“It is sad that we are where we are now despite all our efforts. Nigerians suffered many things to go register to have their permanent voters’ cards (PVCs). To collect the PVCs was another wahala. Now, despite all that stress, some people ensured that such efforts would be in vain. We are watching. I think, the 2023 election may be the last general election for now, because, as it is now, many Nigerians are no longer interested in anything call election. People are saying, let them go ahead and rule Nigeria indefinitely,” Thompson Ngei, a concerned Nigerian, said.
‘Only 200 mental health experts for 200 million Nigerians’
Amid these challenges, Nigeria is grappling with a huge dearth of qualified, practising mental health experts
According to Ameh Abba, the founder, Mandate Health Empowerment Initiative, ” We have only about 200 mental health experts to service 200 million Nigerians, it is a serious concern, and we must confront it.
This implies that mentally ill Nigerians do not have readily available mental health professionals to talk to, and may give in to suicide it resort to drug abuse.
Abba also lamented the few practitioners are leaving the country in the brain drain wave. There is also a dearth of data, and research, he added.
In addition to the dearth of personnel, Nigeria has only nine federally owned psychiatric hospitals, with six of them located in the six geo-political zones.
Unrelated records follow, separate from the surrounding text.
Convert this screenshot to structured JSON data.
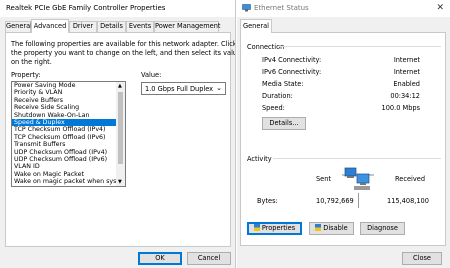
{
  "left_dialog": {
    "title": "Realtek PCIe GbE Family Controller Properties",
    "tabs": [
      "General",
      "Advanced",
      "Driver",
      "Details",
      "Events",
      "Power Management"
    ],
    "active_tab": "Advanced",
    "description": [
      "The following properties are available for this network adapter. Click",
      "the property you want to change on the left, and then select its value",
      "on the right."
    ],
    "property_label": "Property:",
    "value_label": "Value:",
    "properties": [
      "Power Saving Mode",
      "Priority & VLAN",
      "Receive Buffers",
      "Receive Side Scaling",
      "Shutdown Wake-On-Lan",
      "Speed & Duplex",
      "TCP Checksum Offload (IPv4)",
      "TCP Checksum Offload (IPv6)",
      "Transmit Buffers",
      "UDP Checksum Offload (IPv4)",
      "UDP Checksum Offload (IPv6)",
      "VLAN ID",
      "Wake on Magic Packet",
      "Wake on magic packet when syste"
    ],
    "selected_property": "Speed & Duplex",
    "value_selected": "1.0 Gbps Full Duplex",
    "ok_label": "OK",
    "cancel_label": "Cancel"
  },
  "right_dialog": {
    "title": "Ethernet Status",
    "tab": "General",
    "connection_label": "Connection",
    "rows": [
      {
        "label": "IPv4 Connectivity:",
        "value": "Internet"
      },
      {
        "label": "IPv6 Connectivity:",
        "value": "Internet"
      },
      {
        "label": "Media State:",
        "value": "Enabled"
      },
      {
        "label": "Duration:",
        "value": "00:34:12"
      },
      {
        "label": "Speed:",
        "value": "100.0 Mbps"
      }
    ],
    "details_label": "Details...",
    "activity_label": "Activity",
    "sent_label": "Sent",
    "received_label": "Received",
    "bytes_label": "Bytes:",
    "bytes_sent": "10,792,669",
    "bytes_received": "115,408,100",
    "properties_label": "Properties",
    "disable_label": "Disable",
    "diagnose_label": "Diagnose",
    "close_label": "Close"
  },
  "colors": {
    "selection": "#0078d7",
    "accent": "#0078d7"
  }
}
Despite these gaps mental health issues is still not given the priority it deserves. Stakeholders are however optimistic that the newly signed Mental Health Act (2021). They said it is important for citizens to be fully sensitised on the contents of the Act.